Lovecraft Country by Matt Ruff
Published by Harper on February 16, 2016
my rating: ★★★.5
Goodreads avg: 4.05 (as of 2020-06-21)
Chicago, 1954. When his father Montrose goes missing, twenty-two year old Army veteran Atticus Turner embarks on a road trip to New England to find him, accompanied by his Uncle George—publisher of The Safe Negro Travel Guide—and his childhood friend Letitia. On their journey to the manor of Mr. Braithwhite—heir to the estate that owned Atticus’s great grandmother—they encounter both mundane terrors of white America and malevolent spirits that seem straight out of the weird tales George devours.

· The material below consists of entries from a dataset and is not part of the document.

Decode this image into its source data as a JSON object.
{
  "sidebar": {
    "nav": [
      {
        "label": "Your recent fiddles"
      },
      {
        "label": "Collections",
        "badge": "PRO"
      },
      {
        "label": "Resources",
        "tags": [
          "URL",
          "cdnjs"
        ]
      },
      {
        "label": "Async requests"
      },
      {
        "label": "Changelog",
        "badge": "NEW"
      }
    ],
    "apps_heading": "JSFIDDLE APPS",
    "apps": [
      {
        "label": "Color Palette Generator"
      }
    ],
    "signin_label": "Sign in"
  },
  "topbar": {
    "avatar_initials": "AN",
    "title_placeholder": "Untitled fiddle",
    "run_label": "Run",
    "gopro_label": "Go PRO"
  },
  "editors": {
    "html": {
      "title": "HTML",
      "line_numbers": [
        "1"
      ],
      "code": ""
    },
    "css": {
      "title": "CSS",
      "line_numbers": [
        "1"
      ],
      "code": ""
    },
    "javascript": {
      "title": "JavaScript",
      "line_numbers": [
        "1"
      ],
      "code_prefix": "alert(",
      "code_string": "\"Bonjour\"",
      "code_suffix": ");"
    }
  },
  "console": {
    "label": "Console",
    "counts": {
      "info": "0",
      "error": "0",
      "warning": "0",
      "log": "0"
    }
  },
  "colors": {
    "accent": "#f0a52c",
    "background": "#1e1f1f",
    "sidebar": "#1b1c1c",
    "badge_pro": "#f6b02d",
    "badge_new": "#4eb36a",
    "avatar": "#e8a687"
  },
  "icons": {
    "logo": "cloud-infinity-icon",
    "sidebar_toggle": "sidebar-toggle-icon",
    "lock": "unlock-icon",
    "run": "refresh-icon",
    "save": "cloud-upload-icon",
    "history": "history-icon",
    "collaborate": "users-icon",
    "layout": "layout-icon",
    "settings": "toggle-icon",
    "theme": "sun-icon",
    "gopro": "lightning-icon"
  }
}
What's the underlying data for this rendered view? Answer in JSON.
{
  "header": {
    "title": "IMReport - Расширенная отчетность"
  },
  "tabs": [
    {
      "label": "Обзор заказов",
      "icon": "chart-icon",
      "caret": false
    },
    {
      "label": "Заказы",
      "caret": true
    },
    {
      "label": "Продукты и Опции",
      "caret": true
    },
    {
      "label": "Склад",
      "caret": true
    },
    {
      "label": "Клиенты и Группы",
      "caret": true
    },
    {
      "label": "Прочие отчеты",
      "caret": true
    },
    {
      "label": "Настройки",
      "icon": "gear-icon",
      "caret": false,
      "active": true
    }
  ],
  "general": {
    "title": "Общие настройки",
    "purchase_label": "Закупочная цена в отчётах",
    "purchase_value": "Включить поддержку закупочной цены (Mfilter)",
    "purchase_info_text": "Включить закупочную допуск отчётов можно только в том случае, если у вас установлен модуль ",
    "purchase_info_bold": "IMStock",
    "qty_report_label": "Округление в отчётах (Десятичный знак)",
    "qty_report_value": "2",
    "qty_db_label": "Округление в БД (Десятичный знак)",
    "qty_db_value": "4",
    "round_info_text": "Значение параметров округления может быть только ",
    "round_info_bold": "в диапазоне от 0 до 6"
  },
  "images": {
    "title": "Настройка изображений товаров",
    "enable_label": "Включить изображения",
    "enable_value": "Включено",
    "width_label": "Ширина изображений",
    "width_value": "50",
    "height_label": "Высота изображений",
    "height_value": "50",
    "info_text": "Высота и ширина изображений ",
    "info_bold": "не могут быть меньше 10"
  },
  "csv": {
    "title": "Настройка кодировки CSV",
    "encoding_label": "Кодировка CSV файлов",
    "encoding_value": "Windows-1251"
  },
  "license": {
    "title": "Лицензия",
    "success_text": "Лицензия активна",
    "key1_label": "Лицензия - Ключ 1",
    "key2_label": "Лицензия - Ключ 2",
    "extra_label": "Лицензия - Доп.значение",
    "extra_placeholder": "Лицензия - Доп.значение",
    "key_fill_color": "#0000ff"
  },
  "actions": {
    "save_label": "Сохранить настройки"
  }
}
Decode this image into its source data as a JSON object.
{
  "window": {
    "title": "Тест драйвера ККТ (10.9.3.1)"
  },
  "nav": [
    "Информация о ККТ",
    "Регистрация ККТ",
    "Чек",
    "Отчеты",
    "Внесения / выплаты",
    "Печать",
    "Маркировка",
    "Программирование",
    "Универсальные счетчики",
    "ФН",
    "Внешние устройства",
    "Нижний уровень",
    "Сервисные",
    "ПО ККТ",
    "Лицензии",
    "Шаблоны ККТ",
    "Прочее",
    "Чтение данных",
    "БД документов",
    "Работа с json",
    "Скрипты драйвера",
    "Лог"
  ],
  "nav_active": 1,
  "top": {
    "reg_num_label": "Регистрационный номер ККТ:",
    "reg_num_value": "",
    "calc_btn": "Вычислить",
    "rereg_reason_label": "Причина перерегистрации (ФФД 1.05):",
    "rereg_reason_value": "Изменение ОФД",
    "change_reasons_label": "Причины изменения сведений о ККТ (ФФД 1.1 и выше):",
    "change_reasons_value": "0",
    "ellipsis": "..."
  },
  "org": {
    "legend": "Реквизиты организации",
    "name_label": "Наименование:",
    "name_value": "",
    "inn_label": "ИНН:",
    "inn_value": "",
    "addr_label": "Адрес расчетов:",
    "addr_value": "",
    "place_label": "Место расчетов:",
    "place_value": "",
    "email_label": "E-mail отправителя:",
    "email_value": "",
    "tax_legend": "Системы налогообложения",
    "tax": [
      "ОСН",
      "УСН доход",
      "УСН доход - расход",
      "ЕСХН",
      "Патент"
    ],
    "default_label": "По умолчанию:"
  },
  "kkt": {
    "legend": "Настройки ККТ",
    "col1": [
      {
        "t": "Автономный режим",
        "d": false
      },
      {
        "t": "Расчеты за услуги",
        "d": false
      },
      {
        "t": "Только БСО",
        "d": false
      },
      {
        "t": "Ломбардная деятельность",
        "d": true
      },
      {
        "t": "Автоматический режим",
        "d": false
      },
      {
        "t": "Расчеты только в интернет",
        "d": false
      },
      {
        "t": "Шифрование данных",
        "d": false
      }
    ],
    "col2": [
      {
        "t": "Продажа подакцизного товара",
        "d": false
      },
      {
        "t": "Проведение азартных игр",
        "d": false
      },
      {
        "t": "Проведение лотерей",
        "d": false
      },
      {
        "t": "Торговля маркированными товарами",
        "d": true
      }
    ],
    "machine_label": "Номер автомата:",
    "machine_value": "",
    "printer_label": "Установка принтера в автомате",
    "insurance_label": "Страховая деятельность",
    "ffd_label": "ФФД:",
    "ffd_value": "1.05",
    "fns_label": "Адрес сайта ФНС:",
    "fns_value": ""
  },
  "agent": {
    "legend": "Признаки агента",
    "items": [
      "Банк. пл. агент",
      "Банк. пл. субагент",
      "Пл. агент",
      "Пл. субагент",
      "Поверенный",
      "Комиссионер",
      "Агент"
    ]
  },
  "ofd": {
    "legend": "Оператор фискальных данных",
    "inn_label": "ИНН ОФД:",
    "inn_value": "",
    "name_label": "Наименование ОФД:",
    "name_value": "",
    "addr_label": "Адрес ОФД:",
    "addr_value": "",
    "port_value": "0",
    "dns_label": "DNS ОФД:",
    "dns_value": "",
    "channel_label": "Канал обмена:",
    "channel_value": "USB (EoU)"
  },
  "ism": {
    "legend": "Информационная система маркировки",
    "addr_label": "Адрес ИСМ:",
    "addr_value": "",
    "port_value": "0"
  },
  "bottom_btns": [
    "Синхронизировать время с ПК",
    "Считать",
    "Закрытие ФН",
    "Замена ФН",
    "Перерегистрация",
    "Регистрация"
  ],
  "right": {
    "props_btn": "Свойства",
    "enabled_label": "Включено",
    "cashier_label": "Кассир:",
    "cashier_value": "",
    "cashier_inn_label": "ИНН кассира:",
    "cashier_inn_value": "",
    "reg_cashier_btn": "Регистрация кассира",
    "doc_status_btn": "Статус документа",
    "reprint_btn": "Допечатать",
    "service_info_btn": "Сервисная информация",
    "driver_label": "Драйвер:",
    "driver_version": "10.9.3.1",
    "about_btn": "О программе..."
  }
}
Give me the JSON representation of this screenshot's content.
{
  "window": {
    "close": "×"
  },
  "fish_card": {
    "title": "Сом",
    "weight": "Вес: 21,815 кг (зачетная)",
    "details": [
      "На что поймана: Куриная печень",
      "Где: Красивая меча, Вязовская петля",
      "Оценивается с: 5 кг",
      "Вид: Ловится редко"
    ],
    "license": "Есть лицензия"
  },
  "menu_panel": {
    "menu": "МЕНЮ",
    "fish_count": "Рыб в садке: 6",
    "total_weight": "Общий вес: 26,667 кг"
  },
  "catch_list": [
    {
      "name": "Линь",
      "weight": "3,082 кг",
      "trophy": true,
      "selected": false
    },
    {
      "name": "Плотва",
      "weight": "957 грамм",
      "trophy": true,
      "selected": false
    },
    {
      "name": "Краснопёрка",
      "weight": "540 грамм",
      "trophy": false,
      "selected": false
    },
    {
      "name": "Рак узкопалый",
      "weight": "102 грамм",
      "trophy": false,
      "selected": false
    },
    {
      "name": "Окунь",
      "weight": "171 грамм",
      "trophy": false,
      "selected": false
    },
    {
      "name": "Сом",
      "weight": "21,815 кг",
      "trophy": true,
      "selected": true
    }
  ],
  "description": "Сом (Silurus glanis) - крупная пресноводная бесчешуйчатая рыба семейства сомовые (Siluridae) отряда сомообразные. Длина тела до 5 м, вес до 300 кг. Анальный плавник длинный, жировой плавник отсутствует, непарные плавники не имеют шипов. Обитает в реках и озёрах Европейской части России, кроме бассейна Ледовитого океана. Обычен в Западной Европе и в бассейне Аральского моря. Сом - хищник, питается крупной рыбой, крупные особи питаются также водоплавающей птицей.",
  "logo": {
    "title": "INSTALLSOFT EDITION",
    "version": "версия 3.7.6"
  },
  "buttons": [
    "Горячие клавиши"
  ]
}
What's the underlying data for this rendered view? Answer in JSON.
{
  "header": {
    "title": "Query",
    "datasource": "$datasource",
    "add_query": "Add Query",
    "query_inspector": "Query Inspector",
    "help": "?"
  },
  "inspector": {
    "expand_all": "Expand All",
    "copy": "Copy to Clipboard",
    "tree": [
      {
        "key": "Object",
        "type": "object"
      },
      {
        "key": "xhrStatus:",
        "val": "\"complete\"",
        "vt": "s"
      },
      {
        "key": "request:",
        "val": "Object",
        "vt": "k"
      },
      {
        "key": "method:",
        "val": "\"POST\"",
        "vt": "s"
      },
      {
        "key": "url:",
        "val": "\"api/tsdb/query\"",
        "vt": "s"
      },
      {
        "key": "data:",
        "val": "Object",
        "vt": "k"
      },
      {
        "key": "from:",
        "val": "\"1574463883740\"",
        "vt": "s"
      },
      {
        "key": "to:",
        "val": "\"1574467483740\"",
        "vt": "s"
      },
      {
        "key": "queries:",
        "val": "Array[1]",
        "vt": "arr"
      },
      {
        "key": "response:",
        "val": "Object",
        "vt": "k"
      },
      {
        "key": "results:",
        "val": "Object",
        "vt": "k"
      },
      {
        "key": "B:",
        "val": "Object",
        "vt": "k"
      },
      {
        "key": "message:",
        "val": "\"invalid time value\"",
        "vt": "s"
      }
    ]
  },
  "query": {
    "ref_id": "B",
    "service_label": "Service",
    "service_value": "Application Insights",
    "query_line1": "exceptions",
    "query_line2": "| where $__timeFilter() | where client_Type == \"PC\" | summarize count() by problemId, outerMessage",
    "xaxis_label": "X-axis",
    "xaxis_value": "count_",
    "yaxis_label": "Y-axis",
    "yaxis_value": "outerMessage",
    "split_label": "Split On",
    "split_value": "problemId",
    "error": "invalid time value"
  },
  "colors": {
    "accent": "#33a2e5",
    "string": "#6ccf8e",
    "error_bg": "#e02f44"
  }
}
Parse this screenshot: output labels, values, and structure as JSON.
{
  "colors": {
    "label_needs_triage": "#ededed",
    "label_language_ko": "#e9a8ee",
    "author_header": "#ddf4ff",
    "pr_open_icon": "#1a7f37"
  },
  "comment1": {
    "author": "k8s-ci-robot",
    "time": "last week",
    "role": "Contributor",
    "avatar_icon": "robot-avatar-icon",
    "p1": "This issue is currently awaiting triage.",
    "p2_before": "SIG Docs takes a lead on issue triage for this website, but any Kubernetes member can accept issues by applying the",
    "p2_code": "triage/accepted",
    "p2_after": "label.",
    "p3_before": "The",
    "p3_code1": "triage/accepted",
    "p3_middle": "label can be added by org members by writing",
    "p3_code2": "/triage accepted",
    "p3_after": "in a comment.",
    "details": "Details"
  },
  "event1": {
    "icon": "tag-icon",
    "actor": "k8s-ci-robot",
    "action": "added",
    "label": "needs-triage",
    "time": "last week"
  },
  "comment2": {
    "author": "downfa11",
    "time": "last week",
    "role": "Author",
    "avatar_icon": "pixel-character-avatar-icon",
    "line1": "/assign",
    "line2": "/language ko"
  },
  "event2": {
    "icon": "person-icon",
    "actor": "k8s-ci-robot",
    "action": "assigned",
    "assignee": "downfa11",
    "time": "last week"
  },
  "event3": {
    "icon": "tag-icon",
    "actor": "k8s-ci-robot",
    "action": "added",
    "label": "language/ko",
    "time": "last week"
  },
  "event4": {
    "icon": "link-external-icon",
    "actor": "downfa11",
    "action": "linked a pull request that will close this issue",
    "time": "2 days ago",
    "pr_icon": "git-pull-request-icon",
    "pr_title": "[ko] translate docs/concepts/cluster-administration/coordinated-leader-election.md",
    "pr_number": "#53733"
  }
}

At the manor, Atticus discovers his father in chains, held prisoner by a secret cabal named the Order of the Ancient Dawn—led by Samuel Braithwhite and his son Caleb—which has gathered to orchestrate a ritual that shockingly centers on Atticus. And his one hope of salvation may be the seed of his—and the whole Turner clan’s—destruction.
A chimerical blend of magic, power, hope, and freedom that stretches across time, touching diverse members of one black family, Lovecraft Country is a devastating kaleidoscopic portrait of racism—the terrifying specter that continues to haunt us today.
That’s the horror, the most awful thing: to have a child the world wants to destroy and know that you’re helpless to help him. Nothing worse than that. Nothing worse.
I found myself so drawn into this so quickly, but unfortunately that didn’t last. I thought this would be one continuous story, but it’s sort of more of a collection of interrelated stories that become more fully tied together as the book progresses. The start of the first was a pageturner and so, so eerie but shifted to more of a middling pace and became less outright spooky. I went through bursts of really wanting to read it and others where I was just kind of waiting for the next thing to happen. The characters, though, really made the book. I found them all to be distinct and realistic and didn’t have to worry about mixing any of them up which I usually do with a slightly larger cast.
I had gone in a little nervous about reading a full cast of Black characters written by a white man, but I think Matt Ruff handled this pretty well (I’m not really able to fully speak on this, though). I was pleased to see that at the end of the edition I was reading, he had a recommendation list containing some historical books on the Jim Crow era as well as sci-fi books written by Black authors. It was nice to see him using his platform to lift up others and to point his readers in an ownvoices direction.
Overall, I found this very readable and will likely be recommending it to others!
I am a white woman and my review is written through that lens. If you are an ownvoices reviewer who would like your review linked here, please let me know!
content warnings: Jim Crow era racism